KEVIN BOOK: They're the happy beneficiary of the perception on Capitol Hill that the dividend tax rate is all about fixed income seniors.
SHOGREN: Book says the electric companies, more than any other industry, rely on their relatively large dividends to attract buyers for their stocks.
BOOK: It's sort of abstruse, but if people couldn't get as much money from those stocks, then they wouldn't want to own those stocks and that, in turn, would take away the money the power utilities had to invest in generation and transmission equipment.
SHOGREN: Industry lobbyist Brian Wolff works for Edison Electric Institute, the utilities trade group. He says protecting retirement income for regular folks wasn't the only pitch that worked with members of Congress and the White House.
BRIAN WOLFF: This year alone, we're spending about $94 billion.
SHOGREN: That's $94 billion utilities are pumping into the economy. It's spent in communities all over the country to upgrade the grid, install pollution control equipment and repair damage done by big storms like Hurricane Sandy. Wolff says Congress and the White House didn't want to jeopardize the jobs that come with that kind of money.
WOLFF: So I think that that was the really important point that they understood.
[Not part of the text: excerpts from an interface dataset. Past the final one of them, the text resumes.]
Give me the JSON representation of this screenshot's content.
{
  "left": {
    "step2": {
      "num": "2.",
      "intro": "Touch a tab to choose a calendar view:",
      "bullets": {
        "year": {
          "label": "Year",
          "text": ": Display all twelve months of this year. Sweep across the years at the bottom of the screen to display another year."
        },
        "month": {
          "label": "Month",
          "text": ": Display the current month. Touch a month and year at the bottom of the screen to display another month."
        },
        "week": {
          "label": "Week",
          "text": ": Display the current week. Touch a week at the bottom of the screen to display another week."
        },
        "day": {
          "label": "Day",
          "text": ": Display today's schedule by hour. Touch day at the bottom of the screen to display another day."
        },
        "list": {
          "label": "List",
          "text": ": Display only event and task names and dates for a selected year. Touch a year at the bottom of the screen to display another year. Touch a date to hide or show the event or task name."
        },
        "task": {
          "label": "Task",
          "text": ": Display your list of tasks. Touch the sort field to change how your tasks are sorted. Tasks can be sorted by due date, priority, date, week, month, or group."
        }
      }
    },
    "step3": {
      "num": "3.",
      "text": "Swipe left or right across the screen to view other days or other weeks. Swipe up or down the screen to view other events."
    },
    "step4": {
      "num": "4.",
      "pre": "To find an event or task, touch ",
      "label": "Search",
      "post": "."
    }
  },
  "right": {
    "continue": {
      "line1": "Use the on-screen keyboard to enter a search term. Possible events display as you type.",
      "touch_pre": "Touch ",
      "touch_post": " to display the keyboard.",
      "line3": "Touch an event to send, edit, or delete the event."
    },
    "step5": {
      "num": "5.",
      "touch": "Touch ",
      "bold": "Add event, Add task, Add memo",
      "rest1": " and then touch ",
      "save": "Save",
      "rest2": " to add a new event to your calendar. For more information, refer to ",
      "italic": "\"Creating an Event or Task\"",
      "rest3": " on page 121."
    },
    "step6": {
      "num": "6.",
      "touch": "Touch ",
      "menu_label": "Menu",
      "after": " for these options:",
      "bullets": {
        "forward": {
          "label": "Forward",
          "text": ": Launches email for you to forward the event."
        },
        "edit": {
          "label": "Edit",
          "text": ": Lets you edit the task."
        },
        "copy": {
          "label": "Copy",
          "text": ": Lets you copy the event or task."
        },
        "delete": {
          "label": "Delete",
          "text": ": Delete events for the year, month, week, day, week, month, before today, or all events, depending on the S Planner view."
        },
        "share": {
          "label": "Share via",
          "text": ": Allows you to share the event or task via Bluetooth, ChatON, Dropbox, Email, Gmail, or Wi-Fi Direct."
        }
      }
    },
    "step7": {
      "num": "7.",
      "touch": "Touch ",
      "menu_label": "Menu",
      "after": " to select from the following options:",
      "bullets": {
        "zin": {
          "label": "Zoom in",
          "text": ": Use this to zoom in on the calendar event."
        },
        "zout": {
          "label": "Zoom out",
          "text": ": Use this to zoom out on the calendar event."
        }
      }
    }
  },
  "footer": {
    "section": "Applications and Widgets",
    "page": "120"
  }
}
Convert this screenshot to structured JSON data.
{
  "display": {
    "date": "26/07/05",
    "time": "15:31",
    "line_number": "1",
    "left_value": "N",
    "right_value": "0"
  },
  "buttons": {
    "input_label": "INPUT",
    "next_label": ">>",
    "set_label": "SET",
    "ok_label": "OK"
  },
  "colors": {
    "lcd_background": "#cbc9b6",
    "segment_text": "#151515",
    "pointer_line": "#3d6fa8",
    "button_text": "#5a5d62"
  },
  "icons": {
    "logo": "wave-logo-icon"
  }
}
SHOGREN: So if Congress made utility stock less attractive by raising the dividend tax, utilities would have less money to spend to help the economy recover. In the New Year's tax package, Congress made the 15 percent tax rate permanent on income from dividends for individuals who make less than $400,000 and couples that make less than $450,000.
The interest was increased slightly to 20 percent for people who make more than that. If the tax package hadn't passed and the Bush-era tax cuts had been allowed to expire, dividend income would have been taxed like regular income, up to 40 percent. Tom Williams from Duke Power says his company is tickled pink.
TOM WILLIAMS: It's a huge thing for our company.
SHOGREN: Duke is arguably the largest electric company in the country. It serves about 20 million people in six states, and its stock is worth $46 billion. Williams says the company's stock is so strong because shareholders get nearly 5 percent back in dividends. Nick Akins is the CEO of American Electric Power, another of the country's largest utilities.
He was one of the executive who trekked to Washington to plead with Congress and the White House.
NICK AKINS: It was scary and our stock value actually deteriorated in the industry before the end of the year in anticipation of some kind of imposition of a higher dividend tax rate.
SHOGREN: After the tax package was announced, American Electric Power stock jumped 2 percent. Akins says this was good news in an industry that had a tough year because demand for electricity still hasn't returned to pre-recession levels. Elizabeth Shogren, NPR News, Washington. Transcript provided by NPR, Copyright NPR.